  5. Below Installed Components there will be a number of folders with strings of numbers and letters. Look for and click on the one named {89820200-ECBD-11cf-8B85-00AA005B4340}. When you do, an entry named (Default) with the value of Windows Desktop Update should be the first one on the right. Your folder should have the same name, but if not look at all of them until you find one with the (Default) Windows Desktop Update entry.
  6. Once located and selected, right-click on the folder and then click Delete.
  7. On the confirmation window click Yes.
  8. Once done, restart your computer from the Windows Security screen which can be accessed with the Ctrl+Alt+Delete shortcut.

You should now be able to access your desktop normally without an error message or black screen.

If not, there’s another entry you can try deleting:

This entry is under the same Installed Components folder. Here’s how to access it from the beginning:

  1. Press Ctrl+Alt+Delete to open the Windows Security screen and then click on Task Manager.
  2. Click on the File menu in the top left and then on Run new task.
  3. Now type “regedit” in the box of the window that comes up, then tick the Create this task with administrative privileges box and click OK.
  4. Once Registry Editor is up, you’ll use the folders on the left to navigate.
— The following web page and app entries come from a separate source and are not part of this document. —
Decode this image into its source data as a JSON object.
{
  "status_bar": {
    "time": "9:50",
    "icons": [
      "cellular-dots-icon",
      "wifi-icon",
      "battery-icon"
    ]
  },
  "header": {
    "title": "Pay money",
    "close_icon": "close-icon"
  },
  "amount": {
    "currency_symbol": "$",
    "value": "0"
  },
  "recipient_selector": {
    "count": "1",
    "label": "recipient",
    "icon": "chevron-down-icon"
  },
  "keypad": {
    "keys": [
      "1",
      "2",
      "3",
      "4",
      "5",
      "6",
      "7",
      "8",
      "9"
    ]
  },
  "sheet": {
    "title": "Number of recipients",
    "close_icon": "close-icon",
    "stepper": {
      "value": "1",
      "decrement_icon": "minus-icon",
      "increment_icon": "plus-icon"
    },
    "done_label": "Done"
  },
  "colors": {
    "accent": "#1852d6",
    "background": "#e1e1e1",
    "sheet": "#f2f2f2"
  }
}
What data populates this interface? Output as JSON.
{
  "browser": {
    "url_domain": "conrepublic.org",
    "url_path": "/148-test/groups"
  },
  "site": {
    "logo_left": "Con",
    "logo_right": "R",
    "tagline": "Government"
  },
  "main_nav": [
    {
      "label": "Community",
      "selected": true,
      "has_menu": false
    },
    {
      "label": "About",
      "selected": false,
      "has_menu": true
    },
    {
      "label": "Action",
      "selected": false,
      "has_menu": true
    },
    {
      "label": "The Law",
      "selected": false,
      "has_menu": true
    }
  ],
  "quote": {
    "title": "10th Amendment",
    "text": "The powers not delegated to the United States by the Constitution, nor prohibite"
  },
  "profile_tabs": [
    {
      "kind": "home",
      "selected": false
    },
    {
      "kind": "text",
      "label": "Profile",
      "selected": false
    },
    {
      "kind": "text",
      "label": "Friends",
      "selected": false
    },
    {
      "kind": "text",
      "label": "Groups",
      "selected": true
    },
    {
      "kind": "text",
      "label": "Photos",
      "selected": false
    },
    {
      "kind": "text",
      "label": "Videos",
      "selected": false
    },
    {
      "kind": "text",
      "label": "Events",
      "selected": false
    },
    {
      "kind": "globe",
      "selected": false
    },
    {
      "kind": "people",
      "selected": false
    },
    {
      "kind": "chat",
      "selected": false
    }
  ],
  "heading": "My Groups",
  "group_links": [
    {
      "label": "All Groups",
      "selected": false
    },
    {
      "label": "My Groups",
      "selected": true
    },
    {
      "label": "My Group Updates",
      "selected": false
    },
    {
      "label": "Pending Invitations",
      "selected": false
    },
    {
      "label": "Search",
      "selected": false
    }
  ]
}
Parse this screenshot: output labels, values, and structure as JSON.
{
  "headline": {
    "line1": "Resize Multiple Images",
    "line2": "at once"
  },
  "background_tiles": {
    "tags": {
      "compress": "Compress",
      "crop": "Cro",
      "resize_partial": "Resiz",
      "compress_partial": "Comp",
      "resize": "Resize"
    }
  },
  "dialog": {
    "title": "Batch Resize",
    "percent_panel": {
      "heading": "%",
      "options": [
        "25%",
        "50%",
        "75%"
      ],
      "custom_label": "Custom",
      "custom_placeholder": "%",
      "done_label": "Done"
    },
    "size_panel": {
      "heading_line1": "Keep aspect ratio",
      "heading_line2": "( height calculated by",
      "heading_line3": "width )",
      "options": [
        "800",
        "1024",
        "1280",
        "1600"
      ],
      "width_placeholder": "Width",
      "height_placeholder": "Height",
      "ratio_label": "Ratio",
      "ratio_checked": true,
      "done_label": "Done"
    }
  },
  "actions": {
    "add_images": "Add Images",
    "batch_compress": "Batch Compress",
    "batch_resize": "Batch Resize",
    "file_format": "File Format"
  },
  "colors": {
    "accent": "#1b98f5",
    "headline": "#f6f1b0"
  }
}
Click on HKEY_LOCAL_MACHINE then find and click on SOFTWARE, then Microsoft, then Active Setup and finally on Installed Components.
  5. Below Installed Components click on the very last folder. It should be named >{22d6f312-b0f6-11d0-94ab-0080c74c7e95}, but it’s possible yours could be different.
  6. Now Right-click on this folder and then click Delete.
  7. Click on Yes when the confirmation window comes up.
  8. Now use the Ctrl+Alt+Delete shortcut to reach the Windows Security screen again and restart your computer.

Hopefully you should now be able to log in to Windows with a working desktop. If you have any questions or comments, feel free to leave them below.

Still stuck? Ask your question in our forum!

About Author

Ryder Lund

Since he was young Ryder has been drawn to technology and had a knack for working with and learning about it. He often ends up being tech support for friends and family because of this, so it feels natural to him to help out others by writing guides on using Windows. He enjoys living in the Pacific Northwest of Washington state where he is close to both nature and the bustling tech hub of the Seattle area.

Leave A Reply

This site uses Akismet to reduce spam. Learn how your comment data is processed.